Task prompt => Would you copy out the following entries exactly, without any of the pictures?

Dataset rows describing interfaces
▼▼▼
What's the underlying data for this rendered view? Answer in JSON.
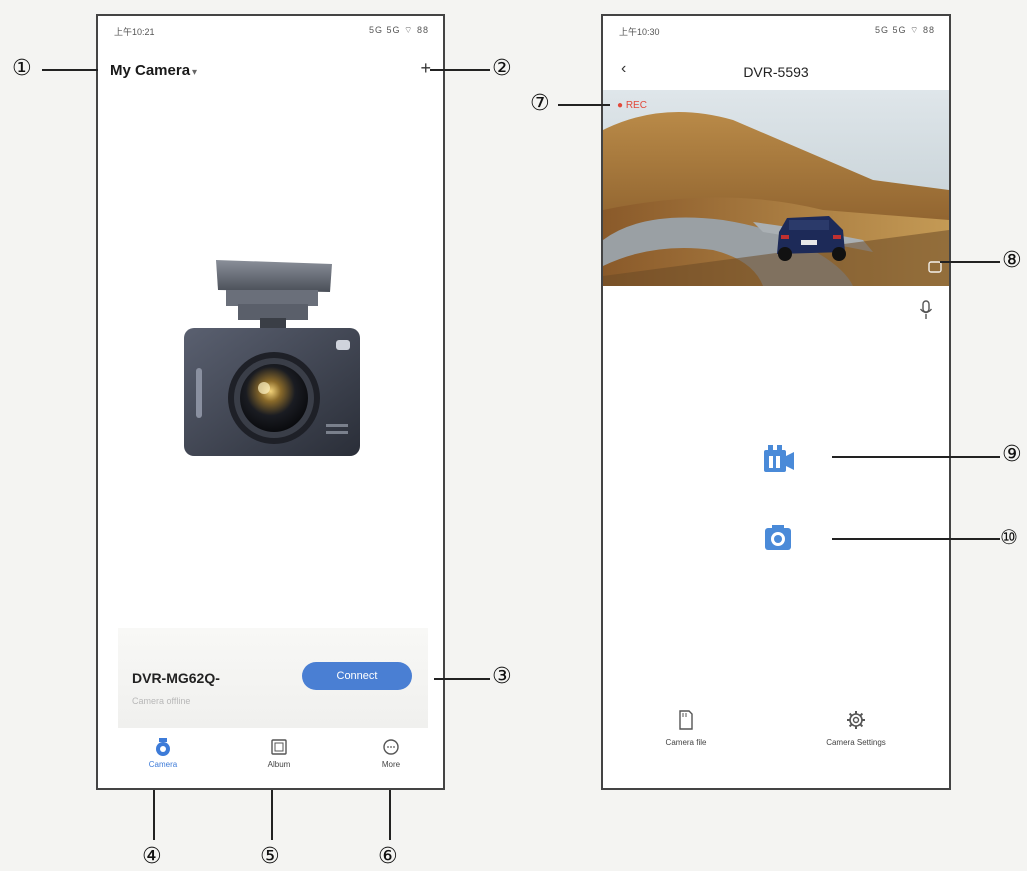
{
  "phone1": {
    "status_time": "上午10:21",
    "status_icons": "5G 5G ⌔ 88",
    "title": "My Camera",
    "title_caret": "▾",
    "add_label": "+",
    "device": {
      "name": "DVR-MG62Q-",
      "status": "Camera offline",
      "connect_label": "Connect"
    },
    "tabs": [
      {
        "label": "Camera",
        "icon": "camera-icon"
      },
      {
        "label": "Album",
        "icon": "album-icon"
      },
      {
        "label": "More",
        "icon": "more-icon"
      }
    ]
  },
  "phone2": {
    "status_time": "上午10:30",
    "status_icons": "5G 5G ⌔ 88",
    "back_label": "‹",
    "title": "DVR-5593",
    "rec_label": "REC",
    "actions": [
      {
        "label": "Camera file",
        "icon": "sd-card-icon"
      },
      {
        "label": "Camera Settings",
        "icon": "gear-icon"
      }
    ]
  },
  "callouts": {
    "c1": "①",
    "c2": "②",
    "c3": "③",
    "c4": "④",
    "c5": "⑤",
    "c6": "⑥",
    "c7": "⑦",
    "c8": "⑧",
    "c9": "⑨",
    "c10": "⑩"
  },
  "colors": {
    "accent": "#4a7fd3",
    "rec": "#e24a3b"
  }
}
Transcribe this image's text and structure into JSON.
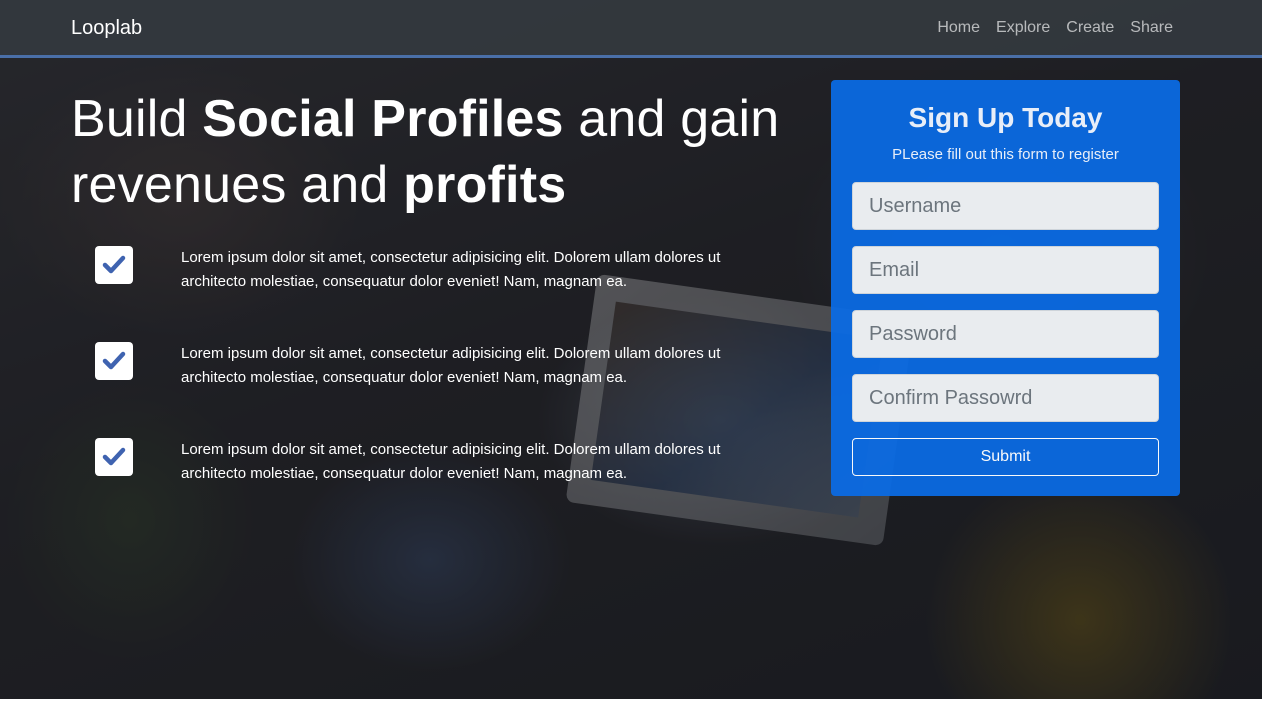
{
  "navbar": {
    "brand": "Looplab",
    "links": [
      "Home",
      "Explore",
      "Create",
      "Share"
    ]
  },
  "hero": {
    "headline": {
      "part1": "Build ",
      "bold1": "Social Profiles",
      "part2": " and gain revenues and ",
      "bold2": "profits"
    },
    "features": [
      {
        "text": "Lorem ipsum dolor sit amet, consectetur adipisicing elit. Dolorem ullam dolores ut architecto molestiae, consequatur dolor eveniet! Nam, magnam ea."
      },
      {
        "text": "Lorem ipsum dolor sit amet, consectetur adipisicing elit. Dolorem ullam dolores ut architecto molestiae, consequatur dolor eveniet! Nam, magnam ea."
      },
      {
        "text": "Lorem ipsum dolor sit amet, consectetur adipisicing elit. Dolorem ullam dolores ut architecto molestiae, consequatur dolor eveniet! Nam, magnam ea."
      }
    ]
  },
  "signup": {
    "title": "Sign Up Today",
    "subtitle": "PLease fill out this form to register",
    "fields": {
      "username": "Username",
      "email": "Email",
      "password": "Password",
      "confirm": "Confirm Passowrd"
    },
    "submit_label": "Submit"
  },
  "colors": {
    "card": "#0a6ce6",
    "check": "#3f63b0",
    "nav_border": "#4a6fa8"
  },
  "icons": {
    "feature_icon": "check-square-icon"
  }
}
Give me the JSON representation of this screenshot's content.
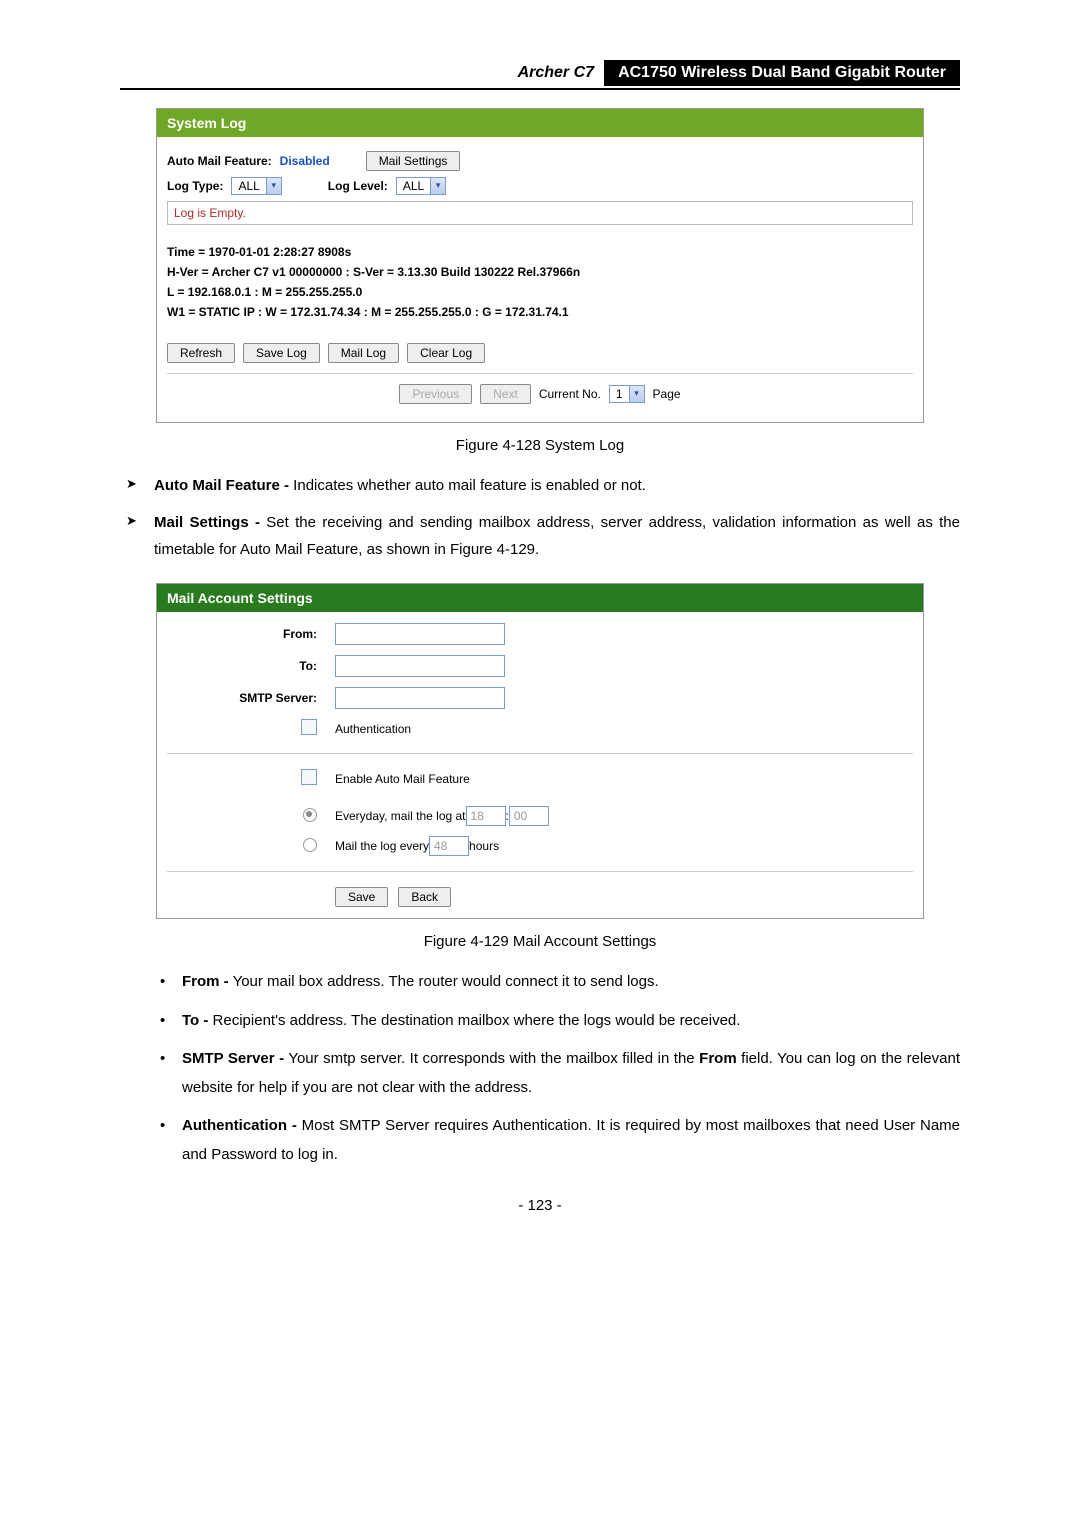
{
  "header": {
    "model": "Archer C7",
    "device": "AC1750 Wireless Dual Band Gigabit Router"
  },
  "shot1": {
    "title": "System Log",
    "automail_label": "Auto Mail Feature:",
    "automail_value": "Disabled",
    "mail_settings_btn": "Mail Settings",
    "logtype_label": "Log Type:",
    "logtype_value": "ALL",
    "loglevel_label": "Log Level:",
    "loglevel_value": "ALL",
    "log_empty": "Log is Empty.",
    "sys1": "Time = 1970-01-01 2:28:27 8908s",
    "sys2": "H-Ver = Archer C7 v1 00000000 : S-Ver = 3.13.30 Build 130222 Rel.37966n",
    "sys3": "L = 192.168.0.1 : M = 255.255.255.0",
    "sys4": "W1 = STATIC IP : W = 172.31.74.34 : M = 255.255.255.0 : G = 172.31.74.1",
    "btn_refresh": "Refresh",
    "btn_savelog": "Save Log",
    "btn_maillog": "Mail Log",
    "btn_clearlog": "Clear Log",
    "btn_prev": "Previous",
    "btn_next": "Next",
    "current_no_label": "Current No.",
    "current_no_value": "1",
    "page_label": "Page"
  },
  "caption1": "Figure 4-128 System Log",
  "bullets": {
    "b1_lead": "Auto Mail Feature -",
    "b1_text": " Indicates whether auto mail feature is enabled or not.",
    "b2_lead": "Mail Settings -",
    "b2_text": " Set the receiving and sending mailbox address, server address, validation information as well as the timetable for Auto Mail Feature, as shown in Figure 4-129."
  },
  "shot2": {
    "title": "Mail Account Settings",
    "from": "From:",
    "to": "To:",
    "smtp": "SMTP Server:",
    "auth": "Authentication",
    "enable": "Enable Auto Mail Feature",
    "ev_pre": "Everyday, mail the log at ",
    "ev_h": "18",
    "ev_sep": " : ",
    "ev_m": "00",
    "every_pre": "Mail the log every ",
    "every_v": "48",
    "every_suf": " hours",
    "save": "Save",
    "back": "Back"
  },
  "caption2": "Figure 4-129 Mail Account Settings",
  "dots": {
    "d1_lead": "From -",
    "d1_text": " Your mail box address. The router would connect it to send logs.",
    "d2_lead": "To -",
    "d2_text": " Recipient's address. The destination mailbox where the logs would be received.",
    "d3_lead": "SMTP Server -",
    "d3_text": " Your smtp server. It corresponds with the mailbox filled in the ",
    "d3_bold": "From",
    "d3_tail": " field. You can log on the relevant website for help if you are not clear with the address.",
    "d4_lead": "Authentication -",
    "d4_text": " Most SMTP Server requires Authentication. It is required by most mailboxes that need User Name and Password to log in."
  },
  "page_number": "- 123 -"
}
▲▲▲
The completed task =>
What's the underlying data for this rendered view? Answer in JSON.
{
  "phone1": {
    "status_time": "上午10:21",
    "status_icons": "5G 5G ⌔ 88",
    "title": "My Camera",
    "title_caret": "▾",
    "add_label": "+",
    "device": {
      "name": "DVR-MG62Q-",
      "status": "Camera offline",
      "connect_label": "Connect"
    },
    "tabs": [
      {
        "label": "Camera",
        "icon": "camera-icon"
      },
      {
        "label": "Album",
        "icon": "album-icon"
      },
      {
        "label": "More",
        "icon": "more-icon"
      }
    ]
  },
  "phone2": {
    "status_time": "上午10:30",
    "status_icons": "5G 5G ⌔ 88",
    "back_label": "‹",
    "title": "DVR-5593",
    "rec_label": "REC",
    "actions": [
      {
        "label": "Camera file",
        "icon": "sd-card-icon"
      },
      {
        "label": "Camera Settings",
        "icon": "gear-icon"
      }
    ]
  },
  "callouts": {
    "c1": "①",
    "c2": "②",
    "c3": "③",
    "c4": "④",
    "c5": "⑤",
    "c6": "⑥",
    "c7": "⑦",
    "c8": "⑧",
    "c9": "⑨",
    "c10": "⑩"
  },
  "colors": {
    "accent": "#4a7fd3",
    "rec": "#e24a3b"
  }
}
Transcribe this image's text and structure into JSON.
{
  "navbar": {
    "brand": "Looplab",
    "links": [
      "Home",
      "Explore",
      "Create",
      "Share"
    ]
  },
  "hero": {
    "headline": {
      "part1": "Build ",
      "bold1": "Social Profiles",
      "part2": " and gain revenues and ",
      "bold2": "profits"
    },
    "features": [
      {
        "text": "Lorem ipsum dolor sit amet, consectetur adipisicing elit. Dolorem ullam dolores ut architecto molestiae, consequatur dolor eveniet! Nam, magnam ea."
      },
      {
        "text": "Lorem ipsum dolor sit amet, consectetur adipisicing elit. Dolorem ullam dolores ut architecto molestiae, consequatur dolor eveniet! Nam, magnam ea."
      },
      {
        "text": "Lorem ipsum dolor sit amet, consectetur adipisicing elit. Dolorem ullam dolores ut architecto molestiae, consequatur dolor eveniet! Nam, magnam ea."
      }
    ]
  },
  "signup": {
    "title": "Sign Up Today",
    "subtitle": "PLease fill out this form to register",
    "fields": {
      "username": "Username",
      "email": "Email",
      "password": "Password",
      "confirm": "Confirm Passowrd"
    },
    "submit_label": "Submit"
  },
  "colors": {
    "card": "#0a6ce6",
    "check": "#3f63b0",
    "nav_border": "#4a6fa8"
  },
  "icons": {
    "feature_icon": "check-square-icon"
  }
}
Give me the JSON representation of this screenshot's content.
{
  "header": {
    "model": "Archer C7",
    "device": "AC1750 Wireless Dual Band Gigabit Router"
  },
  "shot1": {
    "title": "System Log",
    "automail_label": "Auto Mail Feature:",
    "automail_value": "Disabled",
    "mail_settings_btn": "Mail Settings",
    "logtype_label": "Log Type:",
    "logtype_value": "ALL",
    "loglevel_label": "Log Level:",
    "loglevel_value": "ALL",
    "log_empty": "Log is Empty.",
    "sys1": "Time = 1970-01-01 2:28:27 8908s",
    "sys2": "H-Ver = Archer C7 v1 00000000 : S-Ver = 3.13.30 Build 130222 Rel.37966n",
    "sys3": "L = 192.168.0.1 : M = 255.255.255.0",
    "sys4": "W1 = STATIC IP : W = 172.31.74.34 : M = 255.255.255.0 : G = 172.31.74.1",
    "btn_refresh": "Refresh",
    "btn_savelog": "Save Log",
    "btn_maillog": "Mail Log",
    "btn_clearlog": "Clear Log",
    "btn_prev": "Previous",
    "btn_next": "Next",
    "current_no_label": "Current No.",
    "current_no_value": "1",
    "page_label": "Page"
  },
  "caption1": "Figure 4-128 System Log",
  "bullets": {
    "b1_lead": "Auto Mail Feature -",
    "b1_text": " Indicates whether auto mail feature is enabled or not.",
    "b2_lead": "Mail Settings -",
    "b2_text": " Set the receiving and sending mailbox address, server address, validation information as well as the timetable for Auto Mail Feature, as shown in Figure 4-129."
  },
  "shot2": {
    "title": "Mail Account Settings",
    "from": "From:",
    "to": "To:",
    "smtp": "SMTP Server:",
    "auth": "Authentication",
    "enable": "Enable Auto Mail Feature",
    "ev_pre": "Everyday, mail the log at ",
    "ev_h": "18",
    "ev_sep": " : ",
    "ev_m": "00",
    "every_pre": "Mail the log every ",
    "every_v": "48",
    "every_suf": " hours",
    "save": "Save",
    "back": "Back"
  },
  "caption2": "Figure 4-129 Mail Account Settings",
  "dots": {
    "d1_lead": "From -",
    "d1_text": " Your mail box address. The router would connect it to send logs.",
    "d2_lead": "To -",
    "d2_text": " Recipient's address. The destination mailbox where the logs would be received.",
    "d3_lead": "SMTP Server -",
    "d3_text": " Your smtp server. It corresponds with the mailbox filled in the ",
    "d3_bold": "From",
    "d3_tail": " field. You can log on the relevant website for help if you are not clear with the address.",
    "d4_lead": "Authentication -",
    "d4_text": " Most SMTP Server requires Authentication. It is required by most mailboxes that need User Name and Password to log in."
  },
  "page_number": "- 123 -"
}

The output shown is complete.